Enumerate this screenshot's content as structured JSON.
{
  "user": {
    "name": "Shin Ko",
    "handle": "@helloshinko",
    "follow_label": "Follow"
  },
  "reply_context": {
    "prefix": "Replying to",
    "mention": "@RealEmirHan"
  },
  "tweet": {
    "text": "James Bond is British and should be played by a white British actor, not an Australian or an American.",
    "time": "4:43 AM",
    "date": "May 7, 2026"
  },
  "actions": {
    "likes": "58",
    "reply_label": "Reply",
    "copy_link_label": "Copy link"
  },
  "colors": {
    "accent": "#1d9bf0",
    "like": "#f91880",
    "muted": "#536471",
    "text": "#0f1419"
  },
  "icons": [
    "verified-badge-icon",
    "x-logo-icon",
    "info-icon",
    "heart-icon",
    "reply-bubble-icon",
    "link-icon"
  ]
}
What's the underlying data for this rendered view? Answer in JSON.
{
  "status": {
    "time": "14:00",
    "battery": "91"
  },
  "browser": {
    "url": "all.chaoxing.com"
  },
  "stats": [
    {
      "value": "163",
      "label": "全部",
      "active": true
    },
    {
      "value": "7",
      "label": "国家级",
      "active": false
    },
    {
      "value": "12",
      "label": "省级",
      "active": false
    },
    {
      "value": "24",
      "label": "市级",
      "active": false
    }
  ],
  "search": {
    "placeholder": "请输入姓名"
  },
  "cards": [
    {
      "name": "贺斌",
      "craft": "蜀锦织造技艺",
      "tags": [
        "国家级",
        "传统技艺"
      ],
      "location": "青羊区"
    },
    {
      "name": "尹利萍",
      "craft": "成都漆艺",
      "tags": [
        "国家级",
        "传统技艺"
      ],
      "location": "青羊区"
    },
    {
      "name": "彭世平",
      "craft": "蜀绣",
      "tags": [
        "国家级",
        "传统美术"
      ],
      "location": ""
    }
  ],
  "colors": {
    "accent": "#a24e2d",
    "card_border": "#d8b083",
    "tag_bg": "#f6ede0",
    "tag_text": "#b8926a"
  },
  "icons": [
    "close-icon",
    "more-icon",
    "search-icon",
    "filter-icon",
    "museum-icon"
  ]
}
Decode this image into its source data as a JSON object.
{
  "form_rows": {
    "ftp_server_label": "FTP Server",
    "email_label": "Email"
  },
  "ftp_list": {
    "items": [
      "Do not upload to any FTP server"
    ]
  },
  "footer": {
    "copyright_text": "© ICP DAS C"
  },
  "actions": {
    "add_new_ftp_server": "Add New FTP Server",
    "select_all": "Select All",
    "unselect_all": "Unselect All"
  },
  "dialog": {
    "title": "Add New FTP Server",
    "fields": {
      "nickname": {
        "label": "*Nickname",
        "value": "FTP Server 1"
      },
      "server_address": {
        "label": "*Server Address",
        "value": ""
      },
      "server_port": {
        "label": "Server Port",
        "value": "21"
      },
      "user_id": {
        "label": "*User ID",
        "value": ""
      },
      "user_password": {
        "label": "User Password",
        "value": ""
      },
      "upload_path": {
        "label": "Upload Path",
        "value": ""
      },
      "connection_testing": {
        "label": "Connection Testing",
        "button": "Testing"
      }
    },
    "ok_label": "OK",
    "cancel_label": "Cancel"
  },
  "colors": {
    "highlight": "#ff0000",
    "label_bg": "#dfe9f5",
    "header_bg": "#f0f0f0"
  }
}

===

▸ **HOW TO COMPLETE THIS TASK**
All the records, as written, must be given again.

▸ **EXERCISE SOLUTION**
Enumerate this screenshot's content as structured JSON.
{
  "user": {
    "name": "Shin Ko",
    "handle": "@helloshinko",
    "follow_label": "Follow"
  },
  "reply_context": {
    "prefix": "Replying to",
    "mention": "@RealEmirHan"
  },
  "tweet": {
    "text": "James Bond is British and should be played by a white British actor, not an Australian or an American.",
    "time": "4:43 AM",
    "date": "May 7, 2026"
  },
  "actions": {
    "likes": "58",
    "reply_label": "Reply",
    "copy_link_label": "Copy link"
  },
  "colors": {
    "accent": "#1d9bf0",
    "like": "#f91880",
    "muted": "#536471",
    "text": "#0f1419"
  },
  "icons": [
    "verified-badge-icon",
    "x-logo-icon",
    "info-icon",
    "heart-icon",
    "reply-bubble-icon",
    "link-icon"
  ]
}
What's the underlying data for this rendered view? Answer in JSON.
{
  "status": {
    "time": "14:00",
    "battery": "91"
  },
  "browser": {
    "url": "all.chaoxing.com"
  },
  "stats": [
    {
      "value": "163",
      "label": "全部",
      "active": true
    },
    {
      "value": "7",
      "label": "国家级",
      "active": false
    },
    {
      "value": "12",
      "label": "省级",
      "active": false
    },
    {
      "value": "24",
      "label": "市级",
      "active": false
    }
  ],
  "search": {
    "placeholder": "请输入姓名"
  },
  "cards": [
    {
      "name": "贺斌",
      "craft": "蜀锦织造技艺",
      "tags": [
        "国家级",
        "传统技艺"
      ],
      "location": "青羊区"
    },
    {
      "name": "尹利萍",
      "craft": "成都漆艺",
      "tags": [
        "国家级",
        "传统技艺"
      ],
      "location": "青羊区"
    },
    {
      "name": "彭世平",
      "craft": "蜀绣",
      "tags": [
        "国家级",
        "传统美术"
      ],
      "location": ""
    }
  ],
  "colors": {
    "accent": "#a24e2d",
    "card_border": "#d8b083",
    "tag_bg": "#f6ede0",
    "tag_text": "#b8926a"
  },
  "icons": [
    "close-icon",
    "more-icon",
    "search-icon",
    "filter-icon",
    "museum-icon"
  ]
}
Decode this image into its source data as a JSON object.
{
  "form_rows": {
    "ftp_server_label": "FTP Server",
    "email_label": "Email"
  },
  "ftp_list": {
    "items": [
      "Do not upload to any FTP server"
    ]
  },
  "footer": {
    "copyright_text": "© ICP DAS C"
  },
  "actions": {
    "add_new_ftp_server": "Add New FTP Server",
    "select_all": "Select All",
    "unselect_all": "Unselect All"
  },
  "dialog": {
    "title": "Add New FTP Server",
    "fields": {
      "nickname": {
        "label": "*Nickname",
        "value": "FTP Server 1"
      },
      "server_address": {
        "label": "*Server Address",
        "value": ""
      },
      "server_port": {
        "label": "Server Port",
        "value": "21"
      },
      "user_id": {
        "label": "*User ID",
        "value": ""
      },
      "user_password": {
        "label": "User Password",
        "value": ""
      },
      "upload_path": {
        "label": "Upload Path",
        "value": ""
      },
      "connection_testing": {
        "label": "Connection Testing",
        "button": "Testing"
      }
    },
    "ok_label": "OK",
    "cancel_label": "Cancel"
  },
  "colors": {
    "highlight": "#ff0000",
    "label_bg": "#dfe9f5",
    "header_bg": "#f0f0f0"
  }
}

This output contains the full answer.